Yet many experts say that while preventing another 9/11 has always been the motivation for the US engagement in Afghanistan, that objective can never be assured by military means alone. To reach that primary objective, they say, political conditions and the population’s basic needs must be made part of the equation.
According to this line of thinking, US national security has been enhanced as Afghanistan has stabilized in the wake of US intervention and as living conditions for Afghans have improved and as confidence in the government has grown, even if only modestly.
“If the objective of being in Afghanistan is that it not be a base for international terrorists and for projecting their activities, then it’s already been pretty successful. But if the objective is that it not be ever again a space where terrorists operate, then you have a different measure of success and the mission has to be broader” to include political and socio-economic factors, says Earl Anthony Wayne, a former deputy ambassador to Afghanistan who is now a global fellow at the Wilson Center in Washington.
“If you have a government that is viewed as legitimate and somewhat effective by its people,” he adds, “then presumably they are going to agree they shouldn’t have radical terrorist groups setting up shop in their communities and carrying out their violent activities in their country.”
Actual nation-building must be undertaken by the Afghans themselves, Ambassador Wayne says. But he says the US has a sustained role to play in assisting the Afghans to create the conditions allowing that development (which is also in the US interest) to take place.
Trump may have been convinced by his generals to stay the course, but many war-weary Americans are still likely to ask: Does the absence of an Afghanistan-originating attack make the 16-year-old war – one that has cost more than 2,400 US soldiers their lives and cost US taxpayers more than $1 trillion – worth it?
Some experts say no – that it is long past time to not just “not lose” in Afghanistan, as the Obama administration aimed for in the conflcict, but to get out.
War critics say the Afghan government remains hopelessly corrupt, that the US cannot hold the government’s hand in its fight against the Taliban forever – and that in any case the US could reserve the right to go back in with air strikes to obliterate any reconstituting terrorist havens.
'Hub of chaos'
But others say the “throw-in-the-towel” approach would not just open the door to terrorist safe havens but would also risk undoing the progress the US has helped foster and which has contributed to Afghan and regional stability.
“If we were to pull out I think we would face the risk of terrorist groups constructing a hub of chaos in Central and South Asia,” says Ronald Neumann, who served as US ambassador to Afghanistan from 2005-07 and who is now president of the American Academy of Diplomacy.
“But I also think there is a lot we have only half built as we have pretty much focused on getting out,” he adds. “If we’re now committed to staying, we have an opportunity to do right what we didn’t do right the first time.”
Ambassador Neumann, who just returned from Kabul, says that despite significant worrisome trends he was heartened by signs of progress – including a dogged anti-corruption campaign in the government of President Ashraf Ghani, military reforms that base officer promotions on merit, and the emergence of a generation of educated Afghans who are demanding cleaner and more effective government.
The “new strategy” Trump announced Monday appears to have elements of a broader approach.

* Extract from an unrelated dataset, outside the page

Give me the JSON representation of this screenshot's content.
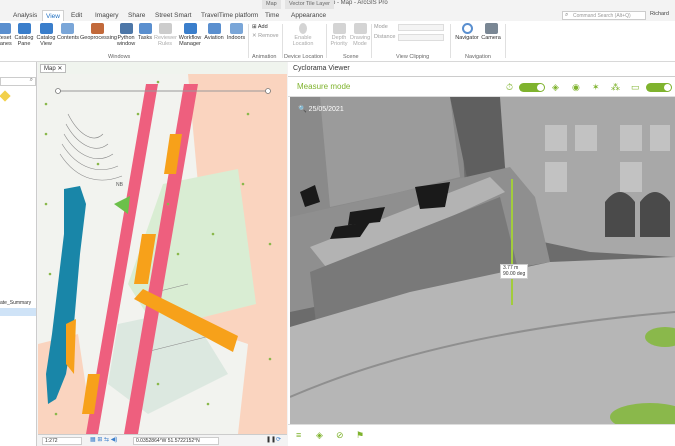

But it remains to be seen if his Afghanistan policy will in effect zero in on counterterrorism efforts that some say won’t on their own deliver the “victory” Trump promises.
“We need a comprehensive strategy to have a chance of success,” says Ambassador Wayne. “It’s not just about 4,000 extra troops, we have to realize that we can’t neglect the national politics, we can’t neglect social development, and we can’t neglect Pakistan in the equation.”